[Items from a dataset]

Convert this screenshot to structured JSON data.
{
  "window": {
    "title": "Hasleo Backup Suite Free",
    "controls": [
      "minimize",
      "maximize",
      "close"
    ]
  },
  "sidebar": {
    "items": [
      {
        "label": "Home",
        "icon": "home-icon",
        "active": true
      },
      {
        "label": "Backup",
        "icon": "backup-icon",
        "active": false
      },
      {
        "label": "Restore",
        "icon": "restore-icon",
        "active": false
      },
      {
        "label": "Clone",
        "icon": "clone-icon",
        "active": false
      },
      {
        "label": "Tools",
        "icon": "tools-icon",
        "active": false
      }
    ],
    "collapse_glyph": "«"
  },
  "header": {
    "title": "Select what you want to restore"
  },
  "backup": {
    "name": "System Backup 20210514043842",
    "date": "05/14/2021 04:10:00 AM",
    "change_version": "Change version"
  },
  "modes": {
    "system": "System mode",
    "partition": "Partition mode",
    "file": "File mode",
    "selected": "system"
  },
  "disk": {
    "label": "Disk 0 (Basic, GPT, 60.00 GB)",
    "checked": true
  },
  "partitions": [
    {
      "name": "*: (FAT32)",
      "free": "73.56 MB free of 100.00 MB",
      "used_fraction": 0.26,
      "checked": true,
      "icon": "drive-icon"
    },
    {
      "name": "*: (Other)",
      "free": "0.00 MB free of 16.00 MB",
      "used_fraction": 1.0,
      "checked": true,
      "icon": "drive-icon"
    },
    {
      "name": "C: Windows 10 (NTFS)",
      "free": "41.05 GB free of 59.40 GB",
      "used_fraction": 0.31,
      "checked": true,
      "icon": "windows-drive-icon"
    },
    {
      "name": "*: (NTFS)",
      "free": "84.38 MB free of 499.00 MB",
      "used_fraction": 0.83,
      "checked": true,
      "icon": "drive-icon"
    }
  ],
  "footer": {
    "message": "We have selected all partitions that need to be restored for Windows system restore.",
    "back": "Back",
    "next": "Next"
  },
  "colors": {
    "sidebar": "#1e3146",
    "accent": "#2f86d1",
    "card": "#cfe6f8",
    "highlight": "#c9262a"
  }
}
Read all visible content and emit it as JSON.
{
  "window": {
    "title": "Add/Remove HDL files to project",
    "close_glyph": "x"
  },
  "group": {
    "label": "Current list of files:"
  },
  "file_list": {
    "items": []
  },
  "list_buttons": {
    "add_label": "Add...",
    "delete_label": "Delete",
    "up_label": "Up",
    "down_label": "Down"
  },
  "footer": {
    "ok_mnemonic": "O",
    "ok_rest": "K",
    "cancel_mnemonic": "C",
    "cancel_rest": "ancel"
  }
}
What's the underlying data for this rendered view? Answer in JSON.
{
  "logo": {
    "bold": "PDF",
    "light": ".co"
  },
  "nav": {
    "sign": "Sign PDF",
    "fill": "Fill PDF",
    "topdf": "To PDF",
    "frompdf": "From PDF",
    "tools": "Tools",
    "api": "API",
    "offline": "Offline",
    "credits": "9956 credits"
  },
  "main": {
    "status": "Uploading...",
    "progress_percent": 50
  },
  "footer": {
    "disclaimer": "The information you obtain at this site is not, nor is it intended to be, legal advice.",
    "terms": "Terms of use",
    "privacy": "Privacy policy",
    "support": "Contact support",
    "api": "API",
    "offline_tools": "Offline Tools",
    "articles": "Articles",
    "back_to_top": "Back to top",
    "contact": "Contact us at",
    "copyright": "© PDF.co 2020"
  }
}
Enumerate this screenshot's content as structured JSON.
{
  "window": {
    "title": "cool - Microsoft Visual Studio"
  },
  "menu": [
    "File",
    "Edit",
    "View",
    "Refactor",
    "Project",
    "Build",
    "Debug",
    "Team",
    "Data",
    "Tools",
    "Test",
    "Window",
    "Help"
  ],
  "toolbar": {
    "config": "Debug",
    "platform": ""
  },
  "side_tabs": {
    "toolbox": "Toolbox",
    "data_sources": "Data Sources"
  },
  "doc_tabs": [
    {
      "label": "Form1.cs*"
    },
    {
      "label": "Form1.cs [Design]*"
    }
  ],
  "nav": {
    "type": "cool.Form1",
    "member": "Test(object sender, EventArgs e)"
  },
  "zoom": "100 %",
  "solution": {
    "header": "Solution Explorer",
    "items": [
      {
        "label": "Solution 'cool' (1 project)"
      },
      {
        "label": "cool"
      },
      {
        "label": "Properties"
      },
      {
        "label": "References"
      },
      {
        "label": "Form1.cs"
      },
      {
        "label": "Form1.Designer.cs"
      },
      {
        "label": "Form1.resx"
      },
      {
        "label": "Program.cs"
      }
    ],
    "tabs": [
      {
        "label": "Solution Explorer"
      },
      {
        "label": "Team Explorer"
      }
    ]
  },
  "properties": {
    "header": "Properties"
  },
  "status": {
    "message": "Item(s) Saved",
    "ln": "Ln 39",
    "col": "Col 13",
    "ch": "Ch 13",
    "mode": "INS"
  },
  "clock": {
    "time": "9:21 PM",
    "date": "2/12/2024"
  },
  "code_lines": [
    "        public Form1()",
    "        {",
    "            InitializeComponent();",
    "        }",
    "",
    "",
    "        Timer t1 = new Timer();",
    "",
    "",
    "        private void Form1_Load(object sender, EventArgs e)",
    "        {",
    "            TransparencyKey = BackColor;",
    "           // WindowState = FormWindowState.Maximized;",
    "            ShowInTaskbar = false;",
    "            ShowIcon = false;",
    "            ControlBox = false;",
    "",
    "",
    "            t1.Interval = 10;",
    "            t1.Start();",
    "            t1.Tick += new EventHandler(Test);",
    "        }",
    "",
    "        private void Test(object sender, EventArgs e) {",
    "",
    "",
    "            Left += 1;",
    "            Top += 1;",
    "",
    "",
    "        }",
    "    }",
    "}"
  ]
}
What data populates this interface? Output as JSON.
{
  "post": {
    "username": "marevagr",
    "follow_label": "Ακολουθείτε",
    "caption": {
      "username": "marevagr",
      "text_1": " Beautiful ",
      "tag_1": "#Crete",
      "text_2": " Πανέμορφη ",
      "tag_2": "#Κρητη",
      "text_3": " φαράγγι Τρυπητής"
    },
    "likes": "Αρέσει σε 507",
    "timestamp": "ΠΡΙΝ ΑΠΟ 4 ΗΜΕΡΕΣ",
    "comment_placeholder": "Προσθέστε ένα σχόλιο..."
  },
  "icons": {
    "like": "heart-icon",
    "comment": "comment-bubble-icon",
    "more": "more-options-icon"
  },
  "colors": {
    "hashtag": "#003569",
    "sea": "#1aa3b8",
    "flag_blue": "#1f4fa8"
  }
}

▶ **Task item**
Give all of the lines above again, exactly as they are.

▶ **Answer to this problem**
Convert this screenshot to structured JSON data.
{
  "window": {
    "title": "Hasleo Backup Suite Free",
    "controls": [
      "minimize",
      "maximize",
      "close"
    ]
  },
  "sidebar": {
    "items": [
      {
        "label": "Home",
        "icon": "home-icon",
        "active": true
      },
      {
        "label": "Backup",
        "icon": "backup-icon",
        "active": false
      },
      {
        "label": "Restore",
        "icon": "restore-icon",
        "active": false
      },
      {
        "label": "Clone",
        "icon": "clone-icon",
        "active": false
      },
      {
        "label": "Tools",
        "icon": "tools-icon",
        "active": false
      }
    ],
    "collapse_glyph": "«"
  },
  "header": {
    "title": "Select what you want to restore"
  },
  "backup": {
    "name": "System Backup 20210514043842",
    "date": "05/14/2021 04:10:00 AM",
    "change_version": "Change version"
  },
  "modes": {
    "system": "System mode",
    "partition": "Partition mode",
    "file": "File mode",
    "selected": "system"
  },
  "disk": {
    "label": "Disk 0 (Basic, GPT, 60.00 GB)",
    "checked": true
  },
  "partitions": [
    {
      "name": "*: (FAT32)",
      "free": "73.56 MB free of 100.00 MB",
      "used_fraction": 0.26,
      "checked": true,
      "icon": "drive-icon"
    },
    {
      "name": "*: (Other)",
      "free": "0.00 MB free of 16.00 MB",
      "used_fraction": 1.0,
      "checked": true,
      "icon": "drive-icon"
    },
    {
      "name": "C: Windows 10 (NTFS)",
      "free": "41.05 GB free of 59.40 GB",
      "used_fraction": 0.31,
      "checked": true,
      "icon": "windows-drive-icon"
    },
    {
      "name": "*: (NTFS)",
      "free": "84.38 MB free of 499.00 MB",
      "used_fraction": 0.83,
      "checked": true,
      "icon": "drive-icon"
    }
  ],
  "footer": {
    "message": "We have selected all partitions that need to be restored for Windows system restore.",
    "back": "Back",
    "next": "Next"
  },
  "colors": {
    "sidebar": "#1e3146",
    "accent": "#2f86d1",
    "card": "#cfe6f8",
    "highlight": "#c9262a"
  }
}
Read all visible content and emit it as JSON.
{
  "window": {
    "title": "Add/Remove HDL files to project",
    "close_glyph": "x"
  },
  "group": {
    "label": "Current list of files:"
  },
  "file_list": {
    "items": []
  },
  "list_buttons": {
    "add_label": "Add...",
    "delete_label": "Delete",
    "up_label": "Up",
    "down_label": "Down"
  },
  "footer": {
    "ok_mnemonic": "O",
    "ok_rest": "K",
    "cancel_mnemonic": "C",
    "cancel_rest": "ancel"
  }
}
What's the underlying data for this rendered view? Answer in JSON.
{
  "logo": {
    "bold": "PDF",
    "light": ".co"
  },
  "nav": {
    "sign": "Sign PDF",
    "fill": "Fill PDF",
    "topdf": "To PDF",
    "frompdf": "From PDF",
    "tools": "Tools",
    "api": "API",
    "offline": "Offline",
    "credits": "9956 credits"
  },
  "main": {
    "status": "Uploading...",
    "progress_percent": 50
  },
  "footer": {
    "disclaimer": "The information you obtain at this site is not, nor is it intended to be, legal advice.",
    "terms": "Terms of use",
    "privacy": "Privacy policy",
    "support": "Contact support",
    "api": "API",
    "offline_tools": "Offline Tools",
    "articles": "Articles",
    "back_to_top": "Back to top",
    "contact": "Contact us at",
    "copyright": "© PDF.co 2020"
  }
}
Enumerate this screenshot's content as structured JSON.
{
  "window": {
    "title": "cool - Microsoft Visual Studio"
  },
  "menu": [
    "File",
    "Edit",
    "View",
    "Refactor",
    "Project",
    "Build",
    "Debug",
    "Team",
    "Data",
    "Tools",
    "Test",
    "Window",
    "Help"
  ],
  "toolbar": {
    "config": "Debug",
    "platform": ""
  },
  "side_tabs": {
    "toolbox": "Toolbox",
    "data_sources": "Data Sources"
  },
  "doc_tabs": [
    {
      "label": "Form1.cs*"
    },
    {
      "label": "Form1.cs [Design]*"
    }
  ],
  "nav": {
    "type": "cool.Form1",
    "member": "Test(object sender, EventArgs e)"
  },
  "zoom": "100 %",
  "solution": {
    "header": "Solution Explorer",
    "items": [
      {
        "label": "Solution 'cool' (1 project)"
      },
      {
        "label": "cool"
      },
      {
        "label": "Properties"
      },
      {
        "label": "References"
      },
      {
        "label": "Form1.cs"
      },
      {
        "label": "Form1.Designer.cs"
      },
      {
        "label": "Form1.resx"
      },
      {
        "label": "Program.cs"
      }
    ],
    "tabs": [
      {
        "label": "Solution Explorer"
      },
      {
        "label": "Team Explorer"
      }
    ]
  },
  "properties": {
    "header": "Properties"
  },
  "status": {
    "message": "Item(s) Saved",
    "ln": "Ln 39",
    "col": "Col 13",
    "ch": "Ch 13",
    "mode": "INS"
  },
  "clock": {
    "time": "9:21 PM",
    "date": "2/12/2024"
  },
  "code_lines": [
    "        public Form1()",
    "        {",
    "            InitializeComponent();",
    "        }",
    "",
    "",
    "        Timer t1 = new Timer();",
    "",
    "",
    "        private void Form1_Load(object sender, EventArgs e)",
    "        {",
    "            TransparencyKey = BackColor;",
    "           // WindowState = FormWindowState.Maximized;",
    "            ShowInTaskbar = false;",
    "            ShowIcon = false;",
    "            ControlBox = false;",
    "",
    "",
    "            t1.Interval = 10;",
    "            t1.Start();",
    "            t1.Tick += new EventHandler(Test);",
    "        }",
    "",
    "        private void Test(object sender, EventArgs e) {",
    "",
    "",
    "            Left += 1;",
    "            Top += 1;",
    "",
    "",
    "        }",
    "    }",
    "}"
  ]
}
What data populates this interface? Output as JSON.
{
  "post": {
    "username": "marevagr",
    "follow_label": "Ακολουθείτε",
    "caption": {
      "username": "marevagr",
      "text_1": " Beautiful ",
      "tag_1": "#Crete",
      "text_2": " Πανέμορφη ",
      "tag_2": "#Κρητη",
      "text_3": " φαράγγι Τρυπητής"
    },
    "likes": "Αρέσει σε 507",
    "timestamp": "ΠΡΙΝ ΑΠΟ 4 ΗΜΕΡΕΣ",
    "comment_placeholder": "Προσθέστε ένα σχόλιο..."
  },
  "icons": {
    "like": "heart-icon",
    "comment": "comment-bubble-icon",
    "more": "more-options-icon"
  },
  "colors": {
    "hashtag": "#003569",
    "sea": "#1aa3b8",
    "flag_blue": "#1f4fa8"
  }
}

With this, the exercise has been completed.